Dr. Piening’s laboratory focuses on bench-based and computational methods for generating and integrating extensive multi-omic profiling datasets with medical imaging and clinical parameters. He has applied this work to the study of immunotherapy responses in cancer as well as in several recent large-scale projects including the Human Microbiome Project and the NASA Twins Study. Prior to joining Providence, Dr. Piening performed his postdoctoral training in Mike Snyder’s laboratory at Stanford University and holds a PhD in Molecular and Cellular Biology from the University of Washington and Fred Hutchinson Cancer Research Center.
The Molecular Tumor Board (MTB) was mostly established to facilitate the incorporation of molecular diagnostics into the consideration of appropriate therapies for patients with late stage cancer. Initially, much of the deliberation was focused on understanding the results of such testing, as reporting of results was limited in scope and frequently understandable only to cutting edge experts in the field. Improved, but still not perfect, reporting now exists, so discussion has shifted to prognostic and therapeutic considerations. That said, the collective experience with rare mutations and off label therapies is still such that collective wisdom is necessary. This brings up the issue of how MTBs collect, share, and preserve data within a specific MTB, and perhaps more importantly, how it might be shared amongst MTBs and beyond.
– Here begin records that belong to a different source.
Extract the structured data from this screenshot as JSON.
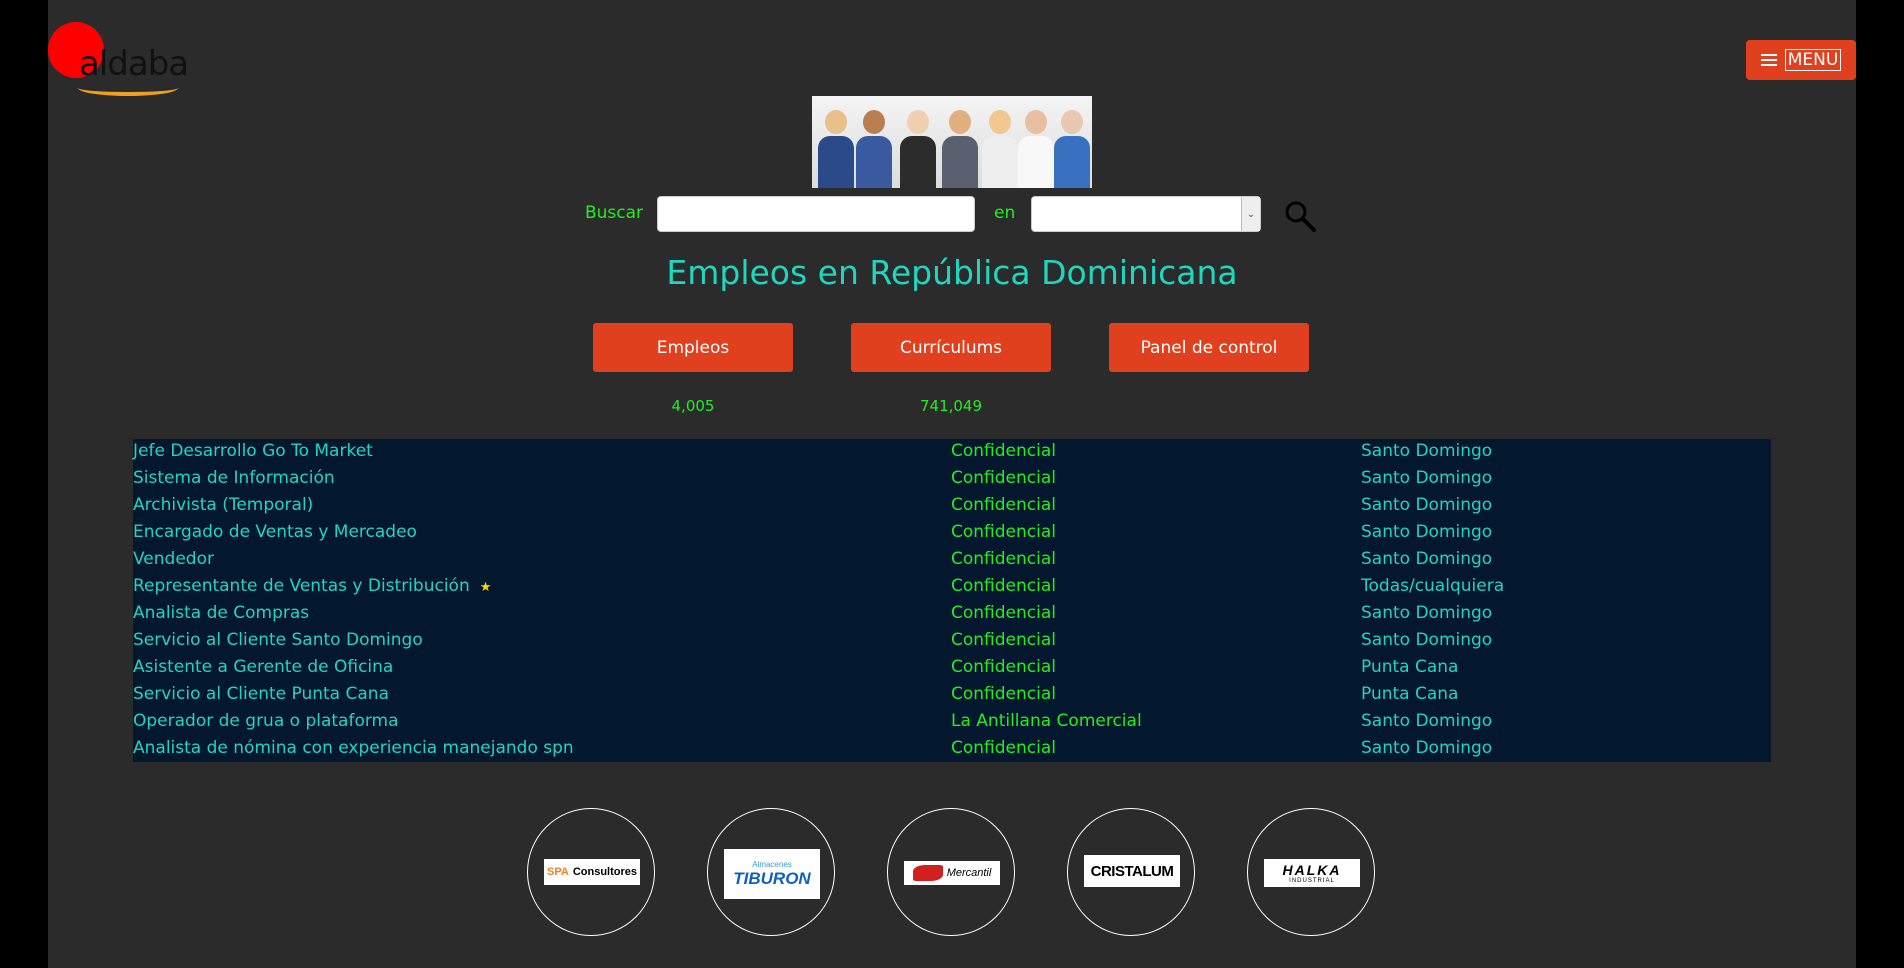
{
  "header": {
    "logo_text": "aldaba",
    "menu_label": "MENU"
  },
  "search": {
    "label": "Buscar",
    "query_value": "",
    "en_label": "en",
    "location_value": ""
  },
  "title": "Empleos en República Dominicana",
  "nav": {
    "jobs_label": "Empleos",
    "jobs_count": "4,005",
    "cv_label": "Currículums",
    "cv_count": "741,049",
    "panel_label": "Panel de control"
  },
  "jobs": [
    {
      "title": "Jefe Desarrollo Go To Market",
      "company": "Confidencial",
      "location": "Santo Domingo"
    },
    {
      "title": "Sistema de Información",
      "company": "Confidencial",
      "location": "Santo Domingo"
    },
    {
      "title": "Archivista (Temporal)",
      "company": "Confidencial",
      "location": "Santo Domingo"
    },
    {
      "title": "Encargado de Ventas y Mercadeo",
      "company": "Confidencial",
      "location": "Santo Domingo"
    },
    {
      "title": "Vendedor",
      "company": "Confidencial",
      "location": "Santo Domingo"
    },
    {
      "title": "Representante de Ventas y Distribución",
      "company": "Confidencial",
      "location": "Todas/cualquiera",
      "featured": true
    },
    {
      "title": "Analista de Compras",
      "company": "Confidencial",
      "location": "Santo Domingo"
    },
    {
      "title": "Servicio al Cliente Santo Domingo",
      "company": "Confidencial",
      "location": "Santo Domingo"
    },
    {
      "title": "Asistente a Gerente de Oficina",
      "company": "Confidencial",
      "location": "Punta Cana"
    },
    {
      "title": "Servicio al Cliente Punta Cana",
      "company": "Confidencial",
      "location": "Punta Cana"
    },
    {
      "title": "Operador de grua o plataforma",
      "company": "La Antillana Comercial",
      "location": "Santo Domingo"
    },
    {
      "title": "Analista de nómina con experiencia manejando spn",
      "company": "Confidencial",
      "location": "Santo Domingo"
    }
  ],
  "partners": [
    {
      "name": "SPA Consultores",
      "brand": "SPA",
      "rest": "Consultores"
    },
    {
      "name": "Almacenes Tiburon",
      "top": "Almacenes",
      "brand": "TIBURON"
    },
    {
      "name": "Mercantil",
      "brand": "Mercantil"
    },
    {
      "name": "Cristalum",
      "brand": "CRISTALUM"
    },
    {
      "name": "Halka Industrial",
      "brand": "HALKA",
      "sub": "INDUSTRIAL"
    }
  ],
  "colors": {
    "accent": "#e0401e",
    "teal": "#1fd6c0",
    "green": "#22ee22",
    "table_bg": "#03172e"
  }
}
While initial activity related to MTBs resided almost exclusively in large academic, and select community, medical centers, there is now significant effort in the commercial setting as well, with a number of intriguing efforts presently underway. Important and evolving issues, such as defining which patients are most likely to benefit from the efforts of a MTB, Virtual MTBs, and the generation of Real World Evidence, will be discussed.